## Problem
Leave out the pictures, then return the records word for word.

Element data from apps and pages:
● ● ● ●

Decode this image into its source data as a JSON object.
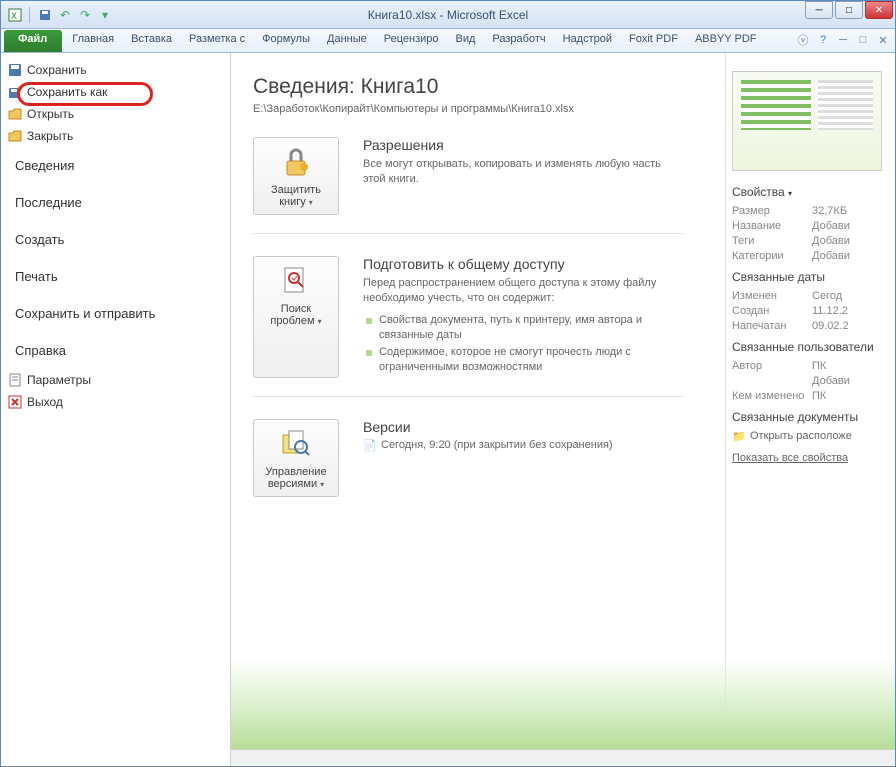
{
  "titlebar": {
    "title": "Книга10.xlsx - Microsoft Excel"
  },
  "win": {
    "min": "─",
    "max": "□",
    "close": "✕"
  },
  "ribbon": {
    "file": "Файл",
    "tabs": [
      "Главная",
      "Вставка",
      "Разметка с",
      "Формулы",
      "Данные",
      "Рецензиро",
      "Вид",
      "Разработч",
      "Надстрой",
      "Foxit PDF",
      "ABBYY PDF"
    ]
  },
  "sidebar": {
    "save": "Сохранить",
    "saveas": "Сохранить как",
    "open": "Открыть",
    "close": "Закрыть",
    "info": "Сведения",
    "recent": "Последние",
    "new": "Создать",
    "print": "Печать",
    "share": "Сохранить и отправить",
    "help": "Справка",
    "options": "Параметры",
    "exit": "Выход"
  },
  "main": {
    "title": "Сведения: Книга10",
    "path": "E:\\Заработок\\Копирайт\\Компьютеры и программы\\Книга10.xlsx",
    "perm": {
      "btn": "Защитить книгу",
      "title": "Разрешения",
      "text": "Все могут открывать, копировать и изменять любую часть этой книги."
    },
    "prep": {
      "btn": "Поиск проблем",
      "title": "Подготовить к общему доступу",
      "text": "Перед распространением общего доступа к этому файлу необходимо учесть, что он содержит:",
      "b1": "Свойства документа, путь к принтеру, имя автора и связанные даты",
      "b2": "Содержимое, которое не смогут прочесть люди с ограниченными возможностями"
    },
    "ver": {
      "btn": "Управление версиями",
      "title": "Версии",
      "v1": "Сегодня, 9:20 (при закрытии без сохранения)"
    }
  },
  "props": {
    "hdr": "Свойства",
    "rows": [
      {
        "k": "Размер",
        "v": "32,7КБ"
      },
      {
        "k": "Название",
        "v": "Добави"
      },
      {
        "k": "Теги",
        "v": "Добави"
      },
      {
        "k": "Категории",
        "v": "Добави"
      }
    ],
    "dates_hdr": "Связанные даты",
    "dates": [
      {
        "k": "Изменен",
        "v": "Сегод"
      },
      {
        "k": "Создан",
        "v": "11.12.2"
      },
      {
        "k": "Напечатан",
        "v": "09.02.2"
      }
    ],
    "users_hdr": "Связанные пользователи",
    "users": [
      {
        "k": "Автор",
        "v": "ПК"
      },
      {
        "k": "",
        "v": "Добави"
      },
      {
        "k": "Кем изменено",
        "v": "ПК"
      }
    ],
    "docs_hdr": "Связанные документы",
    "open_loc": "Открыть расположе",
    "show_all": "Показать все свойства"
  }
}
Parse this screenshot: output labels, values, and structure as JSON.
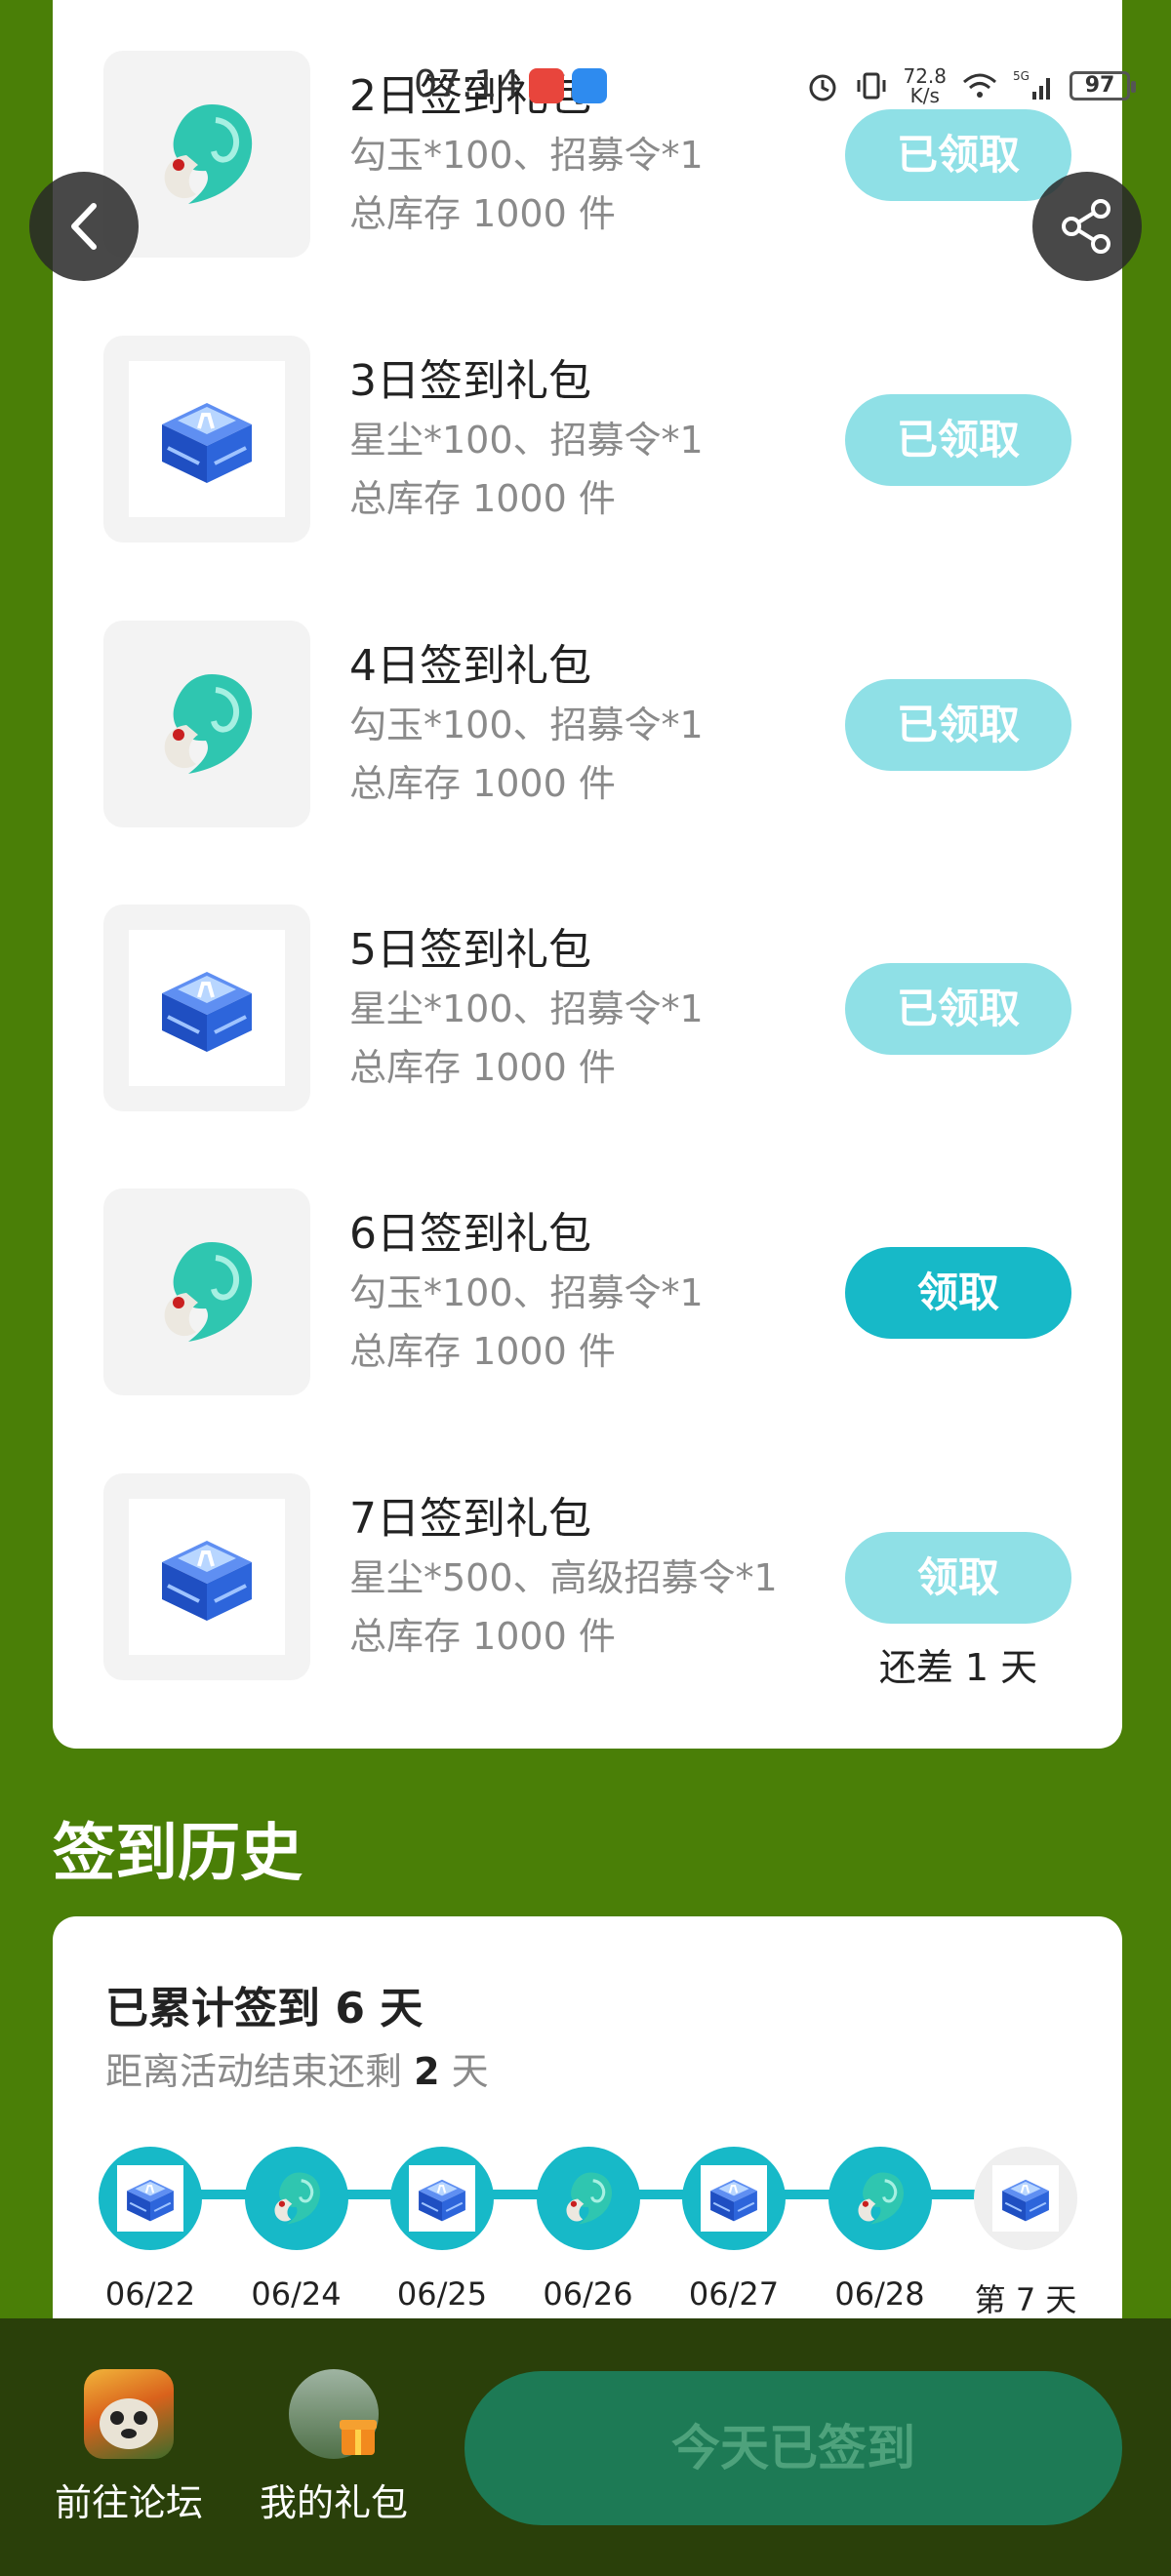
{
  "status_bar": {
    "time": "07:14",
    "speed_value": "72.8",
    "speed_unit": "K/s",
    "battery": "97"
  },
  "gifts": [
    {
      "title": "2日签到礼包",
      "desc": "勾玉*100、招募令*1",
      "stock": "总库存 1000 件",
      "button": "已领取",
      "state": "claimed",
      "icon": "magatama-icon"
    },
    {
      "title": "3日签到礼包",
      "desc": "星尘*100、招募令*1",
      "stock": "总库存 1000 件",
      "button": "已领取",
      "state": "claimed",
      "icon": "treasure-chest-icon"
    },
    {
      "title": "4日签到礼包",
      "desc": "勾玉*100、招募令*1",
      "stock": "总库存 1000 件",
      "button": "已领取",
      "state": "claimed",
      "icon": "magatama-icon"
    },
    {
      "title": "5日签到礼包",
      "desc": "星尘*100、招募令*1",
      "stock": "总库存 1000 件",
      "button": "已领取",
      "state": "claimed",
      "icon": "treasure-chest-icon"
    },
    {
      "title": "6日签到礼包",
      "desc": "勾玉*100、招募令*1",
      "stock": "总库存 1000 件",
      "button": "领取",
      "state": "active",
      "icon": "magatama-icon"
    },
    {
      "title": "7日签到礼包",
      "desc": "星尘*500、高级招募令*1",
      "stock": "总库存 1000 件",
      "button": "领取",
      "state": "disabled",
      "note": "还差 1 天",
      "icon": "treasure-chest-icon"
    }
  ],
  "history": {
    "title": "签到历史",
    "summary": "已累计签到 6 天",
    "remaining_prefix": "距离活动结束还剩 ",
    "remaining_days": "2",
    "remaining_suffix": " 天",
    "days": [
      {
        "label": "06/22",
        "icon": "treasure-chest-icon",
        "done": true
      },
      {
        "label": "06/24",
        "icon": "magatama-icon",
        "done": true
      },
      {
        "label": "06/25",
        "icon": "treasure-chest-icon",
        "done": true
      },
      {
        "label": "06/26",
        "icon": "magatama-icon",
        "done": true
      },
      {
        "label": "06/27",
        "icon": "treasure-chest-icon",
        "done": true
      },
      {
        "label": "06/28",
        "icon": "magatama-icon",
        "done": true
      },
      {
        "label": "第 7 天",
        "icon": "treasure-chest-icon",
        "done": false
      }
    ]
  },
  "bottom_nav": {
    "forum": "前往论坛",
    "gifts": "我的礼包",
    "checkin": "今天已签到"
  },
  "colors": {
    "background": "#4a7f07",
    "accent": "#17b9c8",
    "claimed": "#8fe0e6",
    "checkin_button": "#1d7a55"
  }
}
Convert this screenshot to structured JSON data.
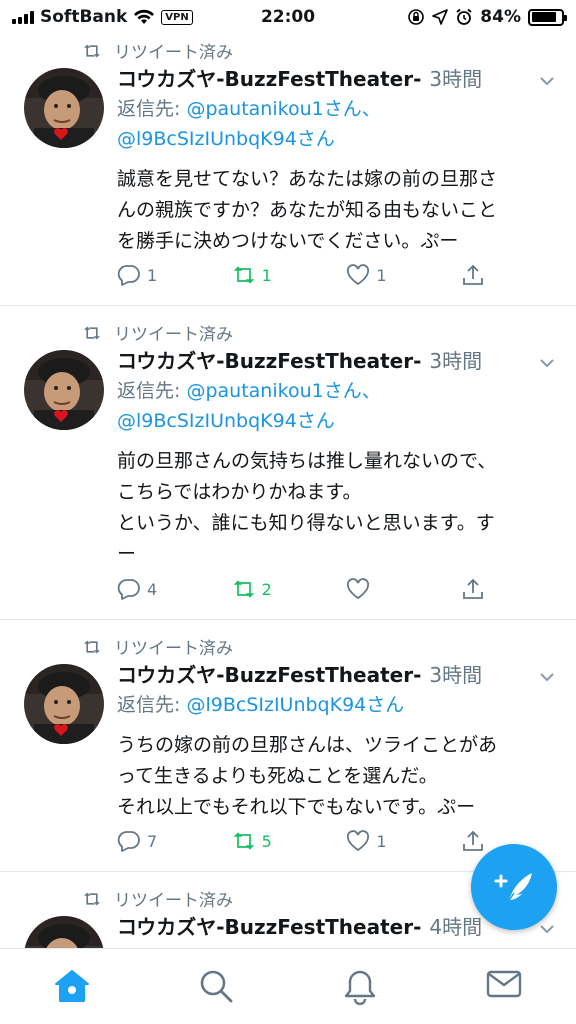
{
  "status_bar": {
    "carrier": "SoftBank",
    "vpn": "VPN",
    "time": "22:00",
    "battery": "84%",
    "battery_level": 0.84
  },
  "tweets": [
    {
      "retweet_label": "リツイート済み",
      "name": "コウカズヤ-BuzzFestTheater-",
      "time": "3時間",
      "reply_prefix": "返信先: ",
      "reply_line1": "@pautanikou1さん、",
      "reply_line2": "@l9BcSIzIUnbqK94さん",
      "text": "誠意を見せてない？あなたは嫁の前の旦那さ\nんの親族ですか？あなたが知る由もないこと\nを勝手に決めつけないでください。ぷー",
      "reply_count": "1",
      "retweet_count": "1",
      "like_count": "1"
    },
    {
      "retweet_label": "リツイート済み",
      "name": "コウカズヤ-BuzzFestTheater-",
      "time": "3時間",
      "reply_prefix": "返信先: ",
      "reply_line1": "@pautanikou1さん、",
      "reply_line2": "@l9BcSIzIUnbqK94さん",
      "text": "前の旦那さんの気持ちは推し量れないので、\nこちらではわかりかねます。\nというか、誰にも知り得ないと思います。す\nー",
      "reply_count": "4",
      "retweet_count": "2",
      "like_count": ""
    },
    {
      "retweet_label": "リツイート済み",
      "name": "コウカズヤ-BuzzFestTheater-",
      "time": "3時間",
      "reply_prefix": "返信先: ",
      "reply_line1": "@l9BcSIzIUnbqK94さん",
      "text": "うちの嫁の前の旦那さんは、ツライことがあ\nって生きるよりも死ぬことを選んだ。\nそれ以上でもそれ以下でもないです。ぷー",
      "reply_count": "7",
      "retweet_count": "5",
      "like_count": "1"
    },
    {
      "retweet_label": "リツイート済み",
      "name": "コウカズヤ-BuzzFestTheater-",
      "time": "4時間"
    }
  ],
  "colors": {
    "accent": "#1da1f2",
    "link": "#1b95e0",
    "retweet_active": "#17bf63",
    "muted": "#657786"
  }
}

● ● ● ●

## Exercise solution
Decode this image into its source data as a JSON object.
{
  "titlebar": {
    "title": "Книга10.xlsx - Microsoft Excel"
  },
  "win": {
    "min": "─",
    "max": "□",
    "close": "✕"
  },
  "ribbon": {
    "file": "Файл",
    "tabs": [
      "Главная",
      "Вставка",
      "Разметка с",
      "Формулы",
      "Данные",
      "Рецензиро",
      "Вид",
      "Разработч",
      "Надстрой",
      "Foxit PDF",
      "ABBYY PDF"
    ]
  },
  "sidebar": {
    "save": "Сохранить",
    "saveas": "Сохранить как",
    "open": "Открыть",
    "close": "Закрыть",
    "info": "Сведения",
    "recent": "Последние",
    "new": "Создать",
    "print": "Печать",
    "share": "Сохранить и отправить",
    "help": "Справка",
    "options": "Параметры",
    "exit": "Выход"
  },
  "main": {
    "title": "Сведения: Книга10",
    "path": "E:\\Заработок\\Копирайт\\Компьютеры и программы\\Книга10.xlsx",
    "perm": {
      "btn": "Защитить книгу",
      "title": "Разрешения",
      "text": "Все могут открывать, копировать и изменять любую часть этой книги."
    },
    "prep": {
      "btn": "Поиск проблем",
      "title": "Подготовить к общему доступу",
      "text": "Перед распространением общего доступа к этому файлу необходимо учесть, что он содержит:",
      "b1": "Свойства документа, путь к принтеру, имя автора и связанные даты",
      "b2": "Содержимое, которое не смогут прочесть люди с ограниченными возможностями"
    },
    "ver": {
      "btn": "Управление версиями",
      "title": "Версии",
      "v1": "Сегодня, 9:20 (при закрытии без сохранения)"
    }
  },
  "props": {
    "hdr": "Свойства",
    "rows": [
      {
        "k": "Размер",
        "v": "32,7КБ"
      },
      {
        "k": "Название",
        "v": "Добави"
      },
      {
        "k": "Теги",
        "v": "Добави"
      },
      {
        "k": "Категории",
        "v": "Добави"
      }
    ],
    "dates_hdr": "Связанные даты",
    "dates": [
      {
        "k": "Изменен",
        "v": "Сегод"
      },
      {
        "k": "Создан",
        "v": "11.12.2"
      },
      {
        "k": "Напечатан",
        "v": "09.02.2"
      }
    ],
    "users_hdr": "Связанные пользователи",
    "users": [
      {
        "k": "Автор",
        "v": "ПК"
      },
      {
        "k": "",
        "v": "Добави"
      },
      {
        "k": "Кем изменено",
        "v": "ПК"
      }
    ],
    "docs_hdr": "Связанные документы",
    "open_loc": "Открыть расположе",
    "show_all": "Показать все свойства"
  }
}
Parse this screenshot: output labels, values, and structure as JSON.
{
  "status_bar": {
    "time": "07:14",
    "speed_value": "72.8",
    "speed_unit": "K/s",
    "battery": "97"
  },
  "gifts": [
    {
      "title": "2日签到礼包",
      "desc": "勾玉*100、招募令*1",
      "stock": "总库存 1000 件",
      "button": "已领取",
      "state": "claimed",
      "icon": "magatama-icon"
    },
    {
      "title": "3日签到礼包",
      "desc": "星尘*100、招募令*1",
      "stock": "总库存 1000 件",
      "button": "已领取",
      "state": "claimed",
      "icon": "treasure-chest-icon"
    },
    {
      "title": "4日签到礼包",
      "desc": "勾玉*100、招募令*1",
      "stock": "总库存 1000 件",
      "button": "已领取",
      "state": "claimed",
      "icon": "magatama-icon"
    },
    {
      "title": "5日签到礼包",
      "desc": "星尘*100、招募令*1",
      "stock": "总库存 1000 件",
      "button": "已领取",
      "state": "claimed",
      "icon": "treasure-chest-icon"
    },
    {
      "title": "6日签到礼包",
      "desc": "勾玉*100、招募令*1",
      "stock": "总库存 1000 件",
      "button": "领取",
      "state": "active",
      "icon": "magatama-icon"
    },
    {
      "title": "7日签到礼包",
      "desc": "星尘*500、高级招募令*1",
      "stock": "总库存 1000 件",
      "button": "领取",
      "state": "disabled",
      "note": "还差 1 天",
      "icon": "treasure-chest-icon"
    }
  ],
  "history": {
    "title": "签到历史",
    "summary": "已累计签到 6 天",
    "remaining_prefix": "距离活动结束还剩 ",
    "remaining_days": "2",
    "remaining_suffix": " 天",
    "days": [
      {
        "label": "06/22",
        "icon": "treasure-chest-icon",
        "done": true
      },
      {
        "label": "06/24",
        "icon": "magatama-icon",
        "done": true
      },
      {
        "label": "06/25",
        "icon": "treasure-chest-icon",
        "done": true
      },
      {
        "label": "06/26",
        "icon": "magatama-icon",
        "done": true
      },
      {
        "label": "06/27",
        "icon": "treasure-chest-icon",
        "done": true
      },
      {
        "label": "06/28",
        "icon": "magatama-icon",
        "done": true
      },
      {
        "label": "第 7 天",
        "icon": "treasure-chest-icon",
        "done": false
      }
    ]
  },
  "bottom_nav": {
    "forum": "前往论坛",
    "gifts": "我的礼包",
    "checkin": "今天已签到"
  },
  "colors": {
    "background": "#4a7f07",
    "accent": "#17b9c8",
    "claimed": "#8fe0e6",
    "checkin_button": "#1d7a55"
  }
}
Convert this screenshot to structured JSON data.
{
  "status_bar": {
    "carrier": "SoftBank",
    "vpn": "VPN",
    "time": "22:00",
    "battery": "84%",
    "battery_level": 0.84
  },
  "tweets": [
    {
      "retweet_label": "リツイート済み",
      "name": "コウカズヤ-BuzzFestTheater-",
      "time": "3時間",
      "reply_prefix": "返信先: ",
      "reply_line1": "@pautanikou1さん、",
      "reply_line2": "@l9BcSIzIUnbqK94さん",
      "text": "誠意を見せてない？あなたは嫁の前の旦那さ\nんの親族ですか？あなたが知る由もないこと\nを勝手に決めつけないでください。ぷー",
      "reply_count": "1",
      "retweet_count": "1",
      "like_count": "1"
    },
    {
      "retweet_label": "リツイート済み",
      "name": "コウカズヤ-BuzzFestTheater-",
      "time": "3時間",
      "reply_prefix": "返信先: ",
      "reply_line1": "@pautanikou1さん、",
      "reply_line2": "@l9BcSIzIUnbqK94さん",
      "text": "前の旦那さんの気持ちは推し量れないので、\nこちらではわかりかねます。\nというか、誰にも知り得ないと思います。す\nー",
      "reply_count": "4",
      "retweet_count": "2",
      "like_count": ""
    },
    {
      "retweet_label": "リツイート済み",
      "name": "コウカズヤ-BuzzFestTheater-",
      "time": "3時間",
      "reply_prefix": "返信先: ",
      "reply_line1": "@l9BcSIzIUnbqK94さん",
      "text": "うちの嫁の前の旦那さんは、ツライことがあ\nって生きるよりも死ぬことを選んだ。\nそれ以上でもそれ以下でもないです。ぷー",
      "reply_count": "7",
      "retweet_count": "5",
      "like_count": "1"
    },
    {
      "retweet_label": "リツイート済み",
      "name": "コウカズヤ-BuzzFestTheater-",
      "time": "4時間"
    }
  ],
  "colors": {
    "accent": "#1da1f2",
    "link": "#1b95e0",
    "retweet_active": "#17bf63",
    "muted": "#657786"
  }
}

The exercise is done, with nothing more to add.